Kearsarge – As one of the last operating shafts to close, the Centennial No.6 features the region’s most modern and technologically advanced surface plant – a surface plant that continues to stand to this day.

North Kearsarge No. 1

North Kearsarge No. 1

Kearsarge – Massive rock piles and a scattering of ruins are all that remains of the town’s namesake found just north of town.

North Kearsarge No. 3

North Kearsarge No. 3

Kearsarge – Though not nearly as productive as its younger brother, the No.3’s legacy is the unique hillside ruins of its sprawling surface plant.

Wolverine Superintendent's House

Wolverine Superintendent’s House

Kearsarge – This large house served as the home for the Wolverine Mine’s superintendent.

Wolverine No.3

Kearsarge – This successful mine opened a total of four shafts along its rather copper rich section of the Kearsarge Lode, prompting the establishment of the nearby community of Wolervine.

Stone Boat

Stone Boat

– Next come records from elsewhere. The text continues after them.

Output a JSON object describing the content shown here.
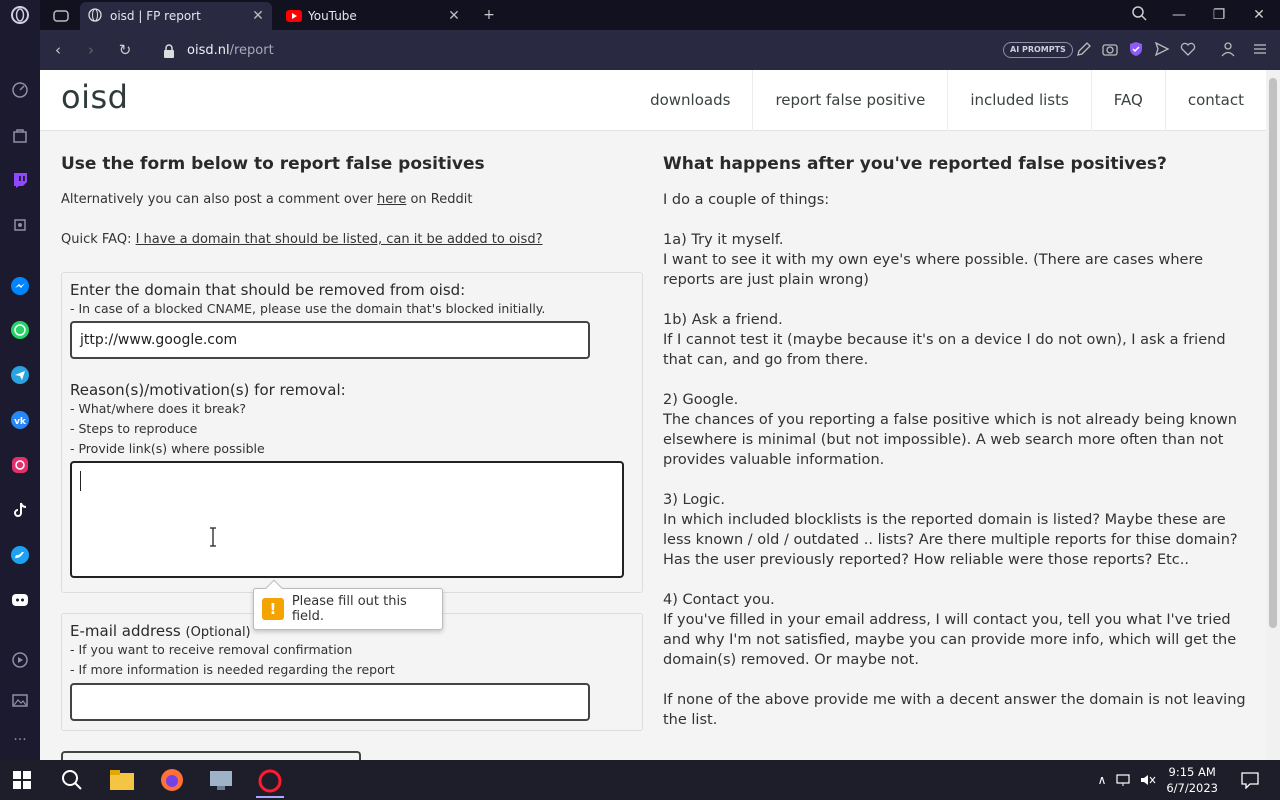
{
  "browser": {
    "tabs": [
      {
        "label": "oisd | FP report",
        "active": true
      },
      {
        "label": "YouTube",
        "active": false
      }
    ],
    "url_host": "oisd.nl",
    "url_path": "/report",
    "ai_badge": "AI PROMPTS"
  },
  "site": {
    "logo": "oisd",
    "nav": [
      "downloads",
      "report false positive",
      "included lists",
      "FAQ",
      "contact"
    ]
  },
  "left": {
    "heading": "Use the form below to report false positives",
    "alt_prefix": "Alternatively you can also post a comment over ",
    "alt_link": "here",
    "alt_suffix": " on Reddit",
    "faq_prefix": "Quick FAQ: ",
    "faq_link": "I have a domain that should be listed, can it be added to oisd?",
    "domain_label": "Enter the domain that should be removed from oisd:",
    "domain_hint": "- In case of a blocked CNAME, please use the domain that's blocked initially.",
    "domain_value": "jttp://www.google.com",
    "reason_label": "Reason(s)/motivation(s) for removal:",
    "reason_hints": [
      "- What/where does it break?",
      "- Steps to reproduce",
      "- Provide link(s) where possible"
    ],
    "tooltip": "Please fill out this field.",
    "email_label": "E-mail address",
    "email_optional": "(Optional)",
    "email_hints": [
      "- If you want to receive removal confirmation",
      "- If more information is needed regarding the report"
    ]
  },
  "right": {
    "heading": "What happens after you've reported false positives?",
    "paragraphs": [
      [
        "I do a couple of things:"
      ],
      [
        "1a) Try it myself.",
        "I want to see it with my own eye's where possible. (There are cases where reports are just plain wrong)"
      ],
      [
        "1b) Ask a friend.",
        "If I cannot test it (maybe because it's on a device I do not own), I ask a friend that can, and go from there."
      ],
      [
        "2) Google.",
        "The chances of you reporting a false positive which is not already being known elsewhere is minimal (but not impossible). A web search more often than not provides valuable information."
      ],
      [
        "3) Logic.",
        "In which included blocklists is the reported domain is listed? Maybe these are less known / old / outdated .. lists? Are there multiple reports for thise domain? Has the user previously reported? How reliable were those reports? Etc.."
      ],
      [
        "4) Contact you.",
        "If you've filled in your email address, I will contact you, tell you what I've tried and why I'm not satisfied, maybe you can provide more info, which will get the domain(s) removed. Or maybe not."
      ],
      [
        "If none of the above provide me with a decent answer the domain is not leaving the list."
      ]
    ]
  },
  "taskbar": {
    "time": "9:15 AM",
    "date": "6/7/2023"
  },
  "colors": {
    "sidebar": "#1b1a2e",
    "addressbar": "#2a2942",
    "taskbar": "#1e1e2a",
    "warning": "#f5a300"
  }
}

Kearsarge – One of three such structures built across the Keweenaw, this stone boat was erected from building materials left over from various local WPA projects.